TASK INPUTS below:
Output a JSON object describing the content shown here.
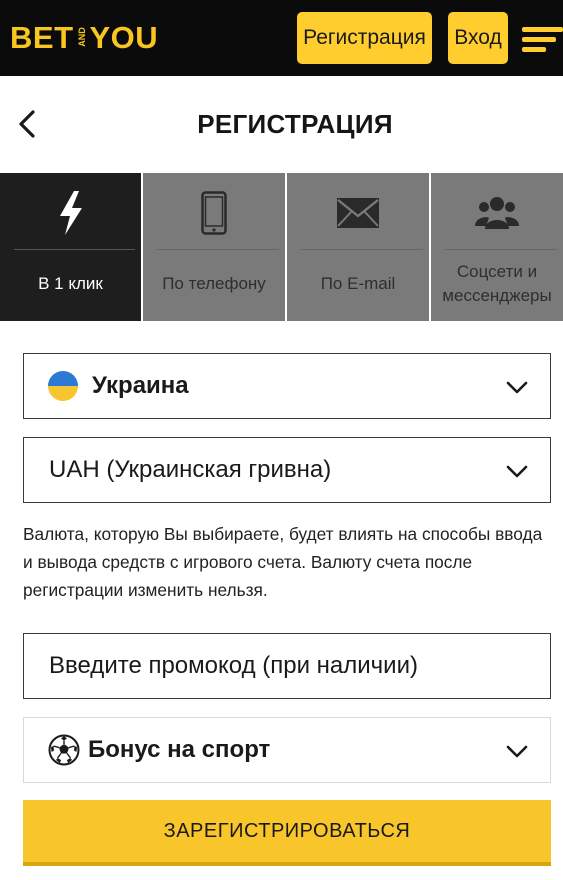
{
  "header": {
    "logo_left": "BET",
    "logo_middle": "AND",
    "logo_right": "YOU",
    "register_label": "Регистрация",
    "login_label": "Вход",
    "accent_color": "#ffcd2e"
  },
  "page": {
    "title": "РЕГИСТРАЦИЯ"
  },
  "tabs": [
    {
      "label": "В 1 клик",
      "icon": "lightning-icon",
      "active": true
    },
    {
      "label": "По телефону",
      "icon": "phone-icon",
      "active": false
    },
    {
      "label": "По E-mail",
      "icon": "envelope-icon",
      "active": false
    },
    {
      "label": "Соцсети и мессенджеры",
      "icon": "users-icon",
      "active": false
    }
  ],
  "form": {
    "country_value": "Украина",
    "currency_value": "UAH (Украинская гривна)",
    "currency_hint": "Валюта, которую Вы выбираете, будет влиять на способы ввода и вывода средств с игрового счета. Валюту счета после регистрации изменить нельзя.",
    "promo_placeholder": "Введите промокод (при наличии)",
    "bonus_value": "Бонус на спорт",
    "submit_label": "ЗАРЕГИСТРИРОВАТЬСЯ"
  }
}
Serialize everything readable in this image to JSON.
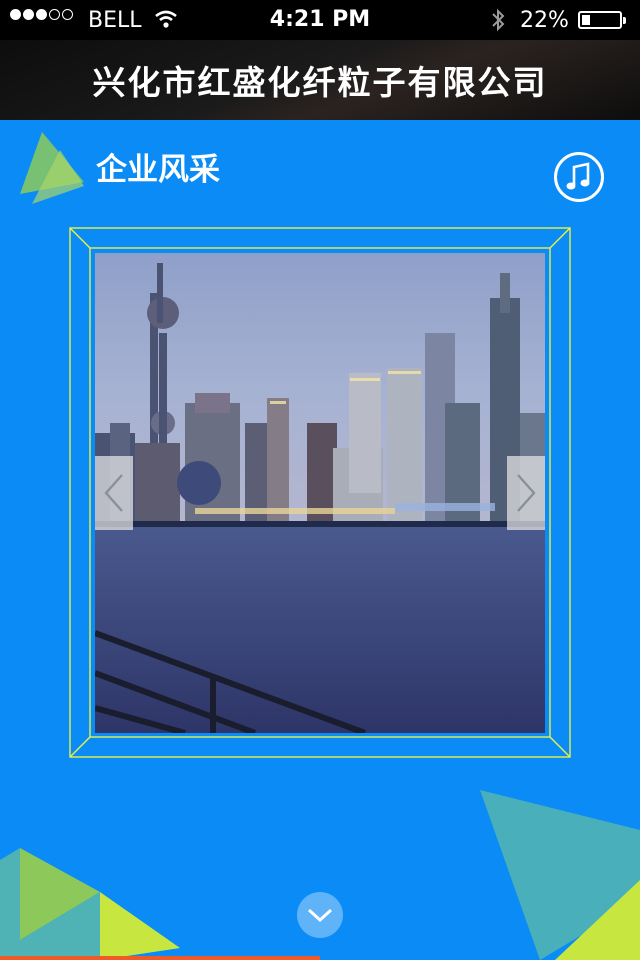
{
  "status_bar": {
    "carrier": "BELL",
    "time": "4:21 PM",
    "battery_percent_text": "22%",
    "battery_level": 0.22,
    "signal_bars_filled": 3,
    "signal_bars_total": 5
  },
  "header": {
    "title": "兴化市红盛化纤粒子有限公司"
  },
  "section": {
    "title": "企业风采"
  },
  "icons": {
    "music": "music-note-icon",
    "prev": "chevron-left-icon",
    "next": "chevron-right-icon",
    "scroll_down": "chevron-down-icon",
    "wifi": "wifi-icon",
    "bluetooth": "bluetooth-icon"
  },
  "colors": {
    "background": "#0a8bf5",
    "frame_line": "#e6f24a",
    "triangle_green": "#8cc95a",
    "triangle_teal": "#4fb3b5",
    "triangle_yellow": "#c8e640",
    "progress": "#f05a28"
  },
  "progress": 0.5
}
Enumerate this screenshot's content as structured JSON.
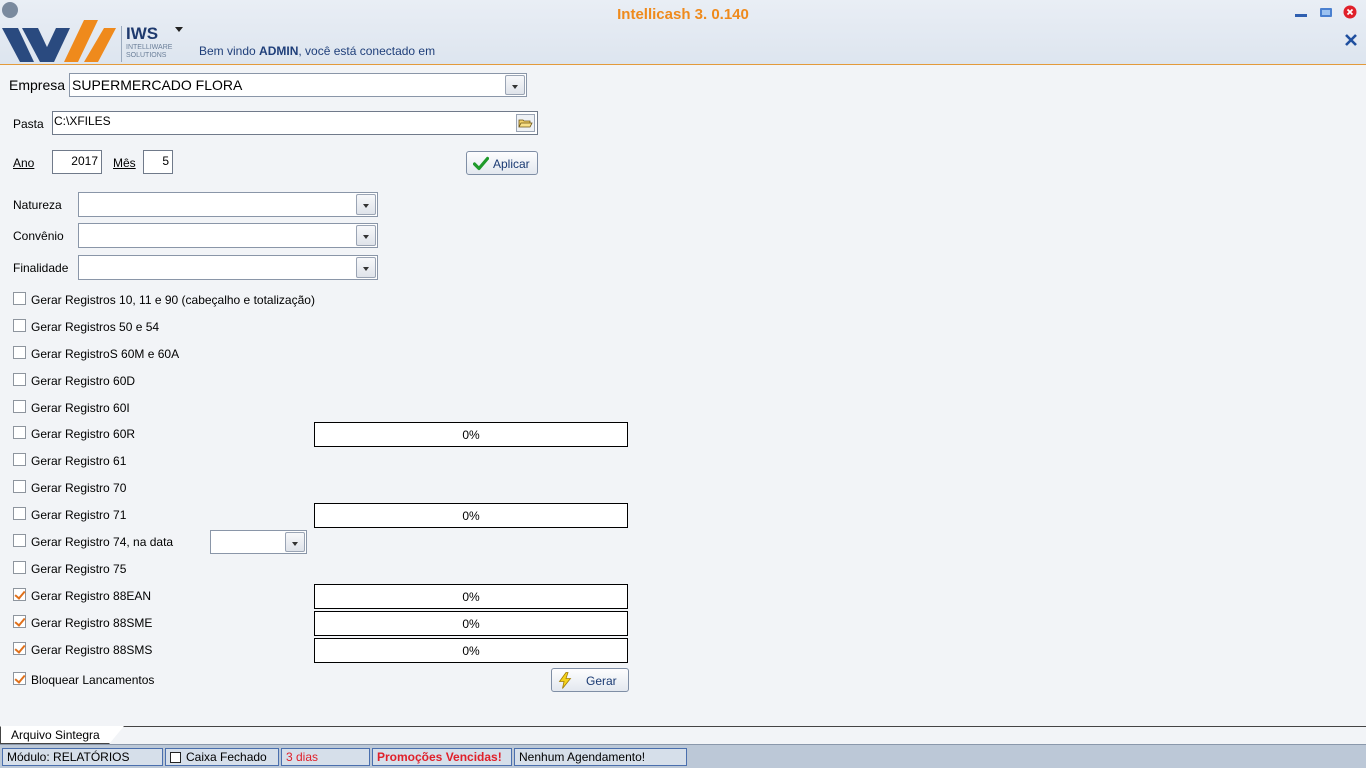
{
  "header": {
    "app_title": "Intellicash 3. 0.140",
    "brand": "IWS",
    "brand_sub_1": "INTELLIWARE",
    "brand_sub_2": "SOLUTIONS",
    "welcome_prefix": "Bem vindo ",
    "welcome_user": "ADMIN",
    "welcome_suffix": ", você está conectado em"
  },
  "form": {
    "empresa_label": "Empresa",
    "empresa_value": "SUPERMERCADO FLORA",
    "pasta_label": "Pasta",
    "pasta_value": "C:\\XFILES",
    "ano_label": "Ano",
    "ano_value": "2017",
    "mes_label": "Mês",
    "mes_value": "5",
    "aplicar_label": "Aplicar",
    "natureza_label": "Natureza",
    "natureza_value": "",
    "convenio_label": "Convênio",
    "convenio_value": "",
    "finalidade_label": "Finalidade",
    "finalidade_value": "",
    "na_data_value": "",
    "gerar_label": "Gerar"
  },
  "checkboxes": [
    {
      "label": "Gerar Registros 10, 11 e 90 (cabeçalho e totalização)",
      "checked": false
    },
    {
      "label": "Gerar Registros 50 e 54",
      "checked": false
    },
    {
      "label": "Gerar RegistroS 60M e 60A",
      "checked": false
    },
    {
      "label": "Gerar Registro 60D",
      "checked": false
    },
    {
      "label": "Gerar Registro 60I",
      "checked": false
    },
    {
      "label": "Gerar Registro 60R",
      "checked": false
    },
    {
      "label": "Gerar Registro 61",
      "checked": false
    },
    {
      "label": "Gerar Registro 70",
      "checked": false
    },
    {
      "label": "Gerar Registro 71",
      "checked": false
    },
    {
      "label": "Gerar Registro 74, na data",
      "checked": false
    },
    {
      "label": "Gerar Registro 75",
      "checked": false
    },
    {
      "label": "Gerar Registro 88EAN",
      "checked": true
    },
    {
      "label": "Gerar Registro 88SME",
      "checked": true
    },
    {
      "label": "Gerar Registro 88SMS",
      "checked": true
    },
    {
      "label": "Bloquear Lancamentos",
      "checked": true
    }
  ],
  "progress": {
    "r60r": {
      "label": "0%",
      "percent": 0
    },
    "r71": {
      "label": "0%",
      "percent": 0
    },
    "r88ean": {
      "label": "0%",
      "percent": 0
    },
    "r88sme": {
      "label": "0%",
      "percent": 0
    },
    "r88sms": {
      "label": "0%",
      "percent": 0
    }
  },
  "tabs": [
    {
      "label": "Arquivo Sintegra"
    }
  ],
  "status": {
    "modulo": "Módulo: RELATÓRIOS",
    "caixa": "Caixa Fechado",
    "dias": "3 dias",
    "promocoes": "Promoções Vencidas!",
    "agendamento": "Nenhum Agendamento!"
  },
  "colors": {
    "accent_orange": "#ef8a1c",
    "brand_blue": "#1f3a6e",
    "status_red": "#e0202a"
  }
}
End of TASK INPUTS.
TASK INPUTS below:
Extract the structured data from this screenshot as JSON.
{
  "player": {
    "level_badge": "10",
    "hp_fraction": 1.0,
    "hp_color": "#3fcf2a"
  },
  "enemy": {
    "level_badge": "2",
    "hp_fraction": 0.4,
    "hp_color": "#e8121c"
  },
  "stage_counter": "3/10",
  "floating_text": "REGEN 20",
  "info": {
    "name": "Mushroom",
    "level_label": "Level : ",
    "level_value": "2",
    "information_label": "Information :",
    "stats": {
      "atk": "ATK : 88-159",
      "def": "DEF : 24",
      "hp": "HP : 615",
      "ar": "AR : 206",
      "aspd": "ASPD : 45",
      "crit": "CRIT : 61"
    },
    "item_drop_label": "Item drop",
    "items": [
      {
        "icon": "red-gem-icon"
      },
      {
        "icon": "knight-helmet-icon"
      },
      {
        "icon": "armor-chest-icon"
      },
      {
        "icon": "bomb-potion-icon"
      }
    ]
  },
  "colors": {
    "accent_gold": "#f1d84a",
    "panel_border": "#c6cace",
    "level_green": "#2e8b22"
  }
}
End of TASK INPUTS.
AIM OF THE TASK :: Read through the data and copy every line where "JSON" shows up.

WRITTEN RESPONSE ::
Output a JSON object describing the content shown here.
Serialize everything readable in this image to JSON.
Enumerate this screenshot's content as structured JSON.
Extract the structured data from this screenshot as JSON.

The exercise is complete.